» Exercise
For the data below, the lines that hold "stack" should be counted; only the resulting number is expected.

» Task input
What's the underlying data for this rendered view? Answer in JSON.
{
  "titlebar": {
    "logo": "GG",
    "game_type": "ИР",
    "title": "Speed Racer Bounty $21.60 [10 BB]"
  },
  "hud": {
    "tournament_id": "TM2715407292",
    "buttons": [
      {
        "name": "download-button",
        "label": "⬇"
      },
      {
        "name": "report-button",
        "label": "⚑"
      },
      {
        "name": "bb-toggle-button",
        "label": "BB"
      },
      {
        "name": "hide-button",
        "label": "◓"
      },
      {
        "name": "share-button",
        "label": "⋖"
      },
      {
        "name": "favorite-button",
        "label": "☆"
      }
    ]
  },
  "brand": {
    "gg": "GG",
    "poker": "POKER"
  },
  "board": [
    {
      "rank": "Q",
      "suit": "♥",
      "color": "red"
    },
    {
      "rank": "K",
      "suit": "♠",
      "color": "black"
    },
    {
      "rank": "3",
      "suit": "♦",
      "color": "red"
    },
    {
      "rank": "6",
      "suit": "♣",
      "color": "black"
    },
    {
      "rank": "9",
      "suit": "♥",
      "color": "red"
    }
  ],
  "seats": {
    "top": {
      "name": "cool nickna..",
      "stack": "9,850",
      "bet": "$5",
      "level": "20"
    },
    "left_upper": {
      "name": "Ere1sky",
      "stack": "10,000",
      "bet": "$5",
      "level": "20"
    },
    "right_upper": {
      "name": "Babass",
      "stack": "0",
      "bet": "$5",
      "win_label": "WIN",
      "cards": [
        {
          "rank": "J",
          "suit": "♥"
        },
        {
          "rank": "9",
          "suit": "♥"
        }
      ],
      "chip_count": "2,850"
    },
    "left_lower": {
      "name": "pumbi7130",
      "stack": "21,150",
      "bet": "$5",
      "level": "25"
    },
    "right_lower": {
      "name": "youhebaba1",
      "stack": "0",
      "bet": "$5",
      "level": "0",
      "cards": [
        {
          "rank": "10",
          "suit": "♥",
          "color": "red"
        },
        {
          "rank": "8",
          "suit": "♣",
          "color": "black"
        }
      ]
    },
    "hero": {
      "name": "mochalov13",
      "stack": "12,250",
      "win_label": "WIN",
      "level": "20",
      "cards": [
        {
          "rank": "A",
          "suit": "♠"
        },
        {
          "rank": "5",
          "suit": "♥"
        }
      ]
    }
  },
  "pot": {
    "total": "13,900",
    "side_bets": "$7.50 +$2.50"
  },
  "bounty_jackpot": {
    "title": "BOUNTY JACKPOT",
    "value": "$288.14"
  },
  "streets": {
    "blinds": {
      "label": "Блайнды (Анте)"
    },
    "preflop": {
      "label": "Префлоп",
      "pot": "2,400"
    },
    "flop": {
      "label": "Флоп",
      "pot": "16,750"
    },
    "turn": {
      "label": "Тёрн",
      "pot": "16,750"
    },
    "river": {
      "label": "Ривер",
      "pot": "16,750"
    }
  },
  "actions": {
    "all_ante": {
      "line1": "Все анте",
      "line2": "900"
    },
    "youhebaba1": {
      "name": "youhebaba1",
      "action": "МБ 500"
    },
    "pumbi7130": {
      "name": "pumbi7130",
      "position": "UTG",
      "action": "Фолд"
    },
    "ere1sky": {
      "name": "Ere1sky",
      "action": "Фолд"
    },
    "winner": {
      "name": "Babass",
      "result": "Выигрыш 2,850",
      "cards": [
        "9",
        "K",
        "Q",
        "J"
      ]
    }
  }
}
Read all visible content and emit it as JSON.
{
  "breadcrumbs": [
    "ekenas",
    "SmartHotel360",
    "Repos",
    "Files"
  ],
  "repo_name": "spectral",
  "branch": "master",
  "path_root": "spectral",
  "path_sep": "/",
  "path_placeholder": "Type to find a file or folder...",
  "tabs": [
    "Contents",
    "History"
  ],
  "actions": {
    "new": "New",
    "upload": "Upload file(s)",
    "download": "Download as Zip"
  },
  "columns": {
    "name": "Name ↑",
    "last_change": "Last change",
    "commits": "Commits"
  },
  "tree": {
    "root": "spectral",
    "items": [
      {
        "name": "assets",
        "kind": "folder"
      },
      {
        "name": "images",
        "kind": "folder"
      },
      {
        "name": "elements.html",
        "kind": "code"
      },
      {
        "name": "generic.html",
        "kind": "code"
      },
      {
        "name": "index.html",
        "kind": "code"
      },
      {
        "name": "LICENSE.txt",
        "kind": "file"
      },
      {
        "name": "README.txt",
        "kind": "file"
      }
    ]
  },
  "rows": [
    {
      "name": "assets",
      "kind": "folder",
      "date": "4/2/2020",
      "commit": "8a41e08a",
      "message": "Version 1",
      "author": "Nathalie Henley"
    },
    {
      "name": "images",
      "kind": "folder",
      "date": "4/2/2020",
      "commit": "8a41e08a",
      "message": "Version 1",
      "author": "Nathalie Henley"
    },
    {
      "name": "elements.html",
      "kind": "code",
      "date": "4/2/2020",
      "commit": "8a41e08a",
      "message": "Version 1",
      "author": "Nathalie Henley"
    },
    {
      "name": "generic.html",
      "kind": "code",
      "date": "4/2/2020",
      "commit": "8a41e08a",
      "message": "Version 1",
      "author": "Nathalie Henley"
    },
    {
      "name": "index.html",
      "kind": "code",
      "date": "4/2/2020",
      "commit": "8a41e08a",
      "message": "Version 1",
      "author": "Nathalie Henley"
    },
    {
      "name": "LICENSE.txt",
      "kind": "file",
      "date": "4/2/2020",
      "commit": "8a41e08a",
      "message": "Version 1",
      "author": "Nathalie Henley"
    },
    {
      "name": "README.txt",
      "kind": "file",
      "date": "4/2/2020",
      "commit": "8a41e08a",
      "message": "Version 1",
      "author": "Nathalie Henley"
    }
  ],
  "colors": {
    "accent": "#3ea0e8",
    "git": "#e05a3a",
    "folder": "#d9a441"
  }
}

» Response to this task
6